According to the DHS, conditions in Honduras have improved since Hurricane Mitch in 1998. DHS officials said that to allow for an orderly transition, the effective date of TPS termination will be delayed 18 months so individuals can either arrange their departure or seek an alternate means of achieving “lawful” immigration status in the United States.

Amanda Baran, consultant to the Immigrant Legal Resource Center, said that any Honduran who is sent back could meet a potentially scary fate.

“Deportation will be a death sentence for some Hondurans, and the fact that the White House can know this and still proceed today with this reckless policy decision to terminate their TPS status is deplorable,” stated Baran. “Hondurans have become deeply rooted in U.S. society since they were forced to flee the dangerous and disastrous conditions of their native country, which still have not yet improved. Promising Hondurans relief only to abandon that promise—when we know the danger that awaits their return—is unconscionable.”

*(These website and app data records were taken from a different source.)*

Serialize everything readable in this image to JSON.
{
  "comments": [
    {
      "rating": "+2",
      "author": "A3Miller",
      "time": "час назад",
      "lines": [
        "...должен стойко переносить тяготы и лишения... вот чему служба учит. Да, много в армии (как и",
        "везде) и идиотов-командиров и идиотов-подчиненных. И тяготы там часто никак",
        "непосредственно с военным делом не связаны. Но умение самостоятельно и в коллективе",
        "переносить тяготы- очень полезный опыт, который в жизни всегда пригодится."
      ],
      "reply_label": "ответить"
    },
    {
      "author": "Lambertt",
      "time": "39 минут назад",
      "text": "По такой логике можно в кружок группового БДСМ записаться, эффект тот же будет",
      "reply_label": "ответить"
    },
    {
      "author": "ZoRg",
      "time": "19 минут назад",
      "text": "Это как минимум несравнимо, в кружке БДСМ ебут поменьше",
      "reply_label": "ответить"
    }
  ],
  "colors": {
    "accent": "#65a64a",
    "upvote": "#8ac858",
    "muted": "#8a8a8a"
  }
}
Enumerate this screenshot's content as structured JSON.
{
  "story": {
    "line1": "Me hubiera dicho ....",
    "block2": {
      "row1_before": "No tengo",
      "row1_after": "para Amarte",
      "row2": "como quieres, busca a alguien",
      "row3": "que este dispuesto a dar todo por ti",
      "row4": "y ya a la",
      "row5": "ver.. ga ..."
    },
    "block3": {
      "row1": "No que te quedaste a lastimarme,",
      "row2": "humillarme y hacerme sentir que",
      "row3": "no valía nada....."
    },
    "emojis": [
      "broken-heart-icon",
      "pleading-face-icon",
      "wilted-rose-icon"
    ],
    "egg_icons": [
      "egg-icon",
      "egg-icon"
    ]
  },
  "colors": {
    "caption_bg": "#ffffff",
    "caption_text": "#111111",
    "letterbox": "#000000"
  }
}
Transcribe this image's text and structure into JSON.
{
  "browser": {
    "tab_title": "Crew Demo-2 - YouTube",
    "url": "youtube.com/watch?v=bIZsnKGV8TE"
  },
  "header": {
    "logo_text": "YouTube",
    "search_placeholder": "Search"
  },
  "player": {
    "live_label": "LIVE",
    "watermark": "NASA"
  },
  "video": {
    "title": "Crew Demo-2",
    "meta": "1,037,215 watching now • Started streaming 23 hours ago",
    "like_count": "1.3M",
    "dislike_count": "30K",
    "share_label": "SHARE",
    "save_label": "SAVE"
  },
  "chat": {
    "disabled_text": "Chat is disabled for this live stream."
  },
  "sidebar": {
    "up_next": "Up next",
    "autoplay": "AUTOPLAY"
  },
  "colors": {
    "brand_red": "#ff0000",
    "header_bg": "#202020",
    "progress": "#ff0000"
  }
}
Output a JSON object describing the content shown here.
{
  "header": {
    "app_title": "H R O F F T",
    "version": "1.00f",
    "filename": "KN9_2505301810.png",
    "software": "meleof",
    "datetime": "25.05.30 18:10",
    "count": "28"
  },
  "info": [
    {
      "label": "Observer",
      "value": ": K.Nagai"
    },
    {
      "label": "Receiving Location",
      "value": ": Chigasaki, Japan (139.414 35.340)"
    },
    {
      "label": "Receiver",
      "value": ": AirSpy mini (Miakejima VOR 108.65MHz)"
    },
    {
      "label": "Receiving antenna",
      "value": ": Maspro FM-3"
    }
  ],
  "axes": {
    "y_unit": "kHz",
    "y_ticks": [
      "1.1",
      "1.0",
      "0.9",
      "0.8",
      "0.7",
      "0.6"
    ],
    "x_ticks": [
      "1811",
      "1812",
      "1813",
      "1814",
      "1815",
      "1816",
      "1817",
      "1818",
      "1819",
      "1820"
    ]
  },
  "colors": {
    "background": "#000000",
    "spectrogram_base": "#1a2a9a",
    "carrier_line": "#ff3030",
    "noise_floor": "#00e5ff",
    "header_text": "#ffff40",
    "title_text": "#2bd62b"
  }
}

Figueroa added, “DHS has ignored that Honduras continues to face dangerous conditions following the country’s 2017 presidential election and thousands of Honduran immigrants are currently appealing to the U.S for asylum from this danger. It is not only wrong to force Honduran TPS holders out of the United States under these conditions, it is especially inhuman and goes against our American values.”

DHS officials also said that Honduran citizens with current TPS registrations will have to re-register for TPS and apply for employment authorization documents if they want to legally work in the U.S. between now and when the termination of Honduras’ TPS becomes effective Jan. 5, 2020.

“True to form, this administration deliberately chose to wreak havoc on the lives of nearly 57,000 Hondurans and their tens of thousands of U.S-born children,” said Sanita Gupta, president and CEO of The Leadership Conference on Civil and Human Rights, in a statement. “In the past six months, this administration has inhumanely stripped TPS from 200,000 Salvadorans, 50,000 Haitians, 9,000 Nepalese, 2,500 Nicaraguans and 1,000 Sudanese—a continuation of its immoral anti-immigrant agenda.”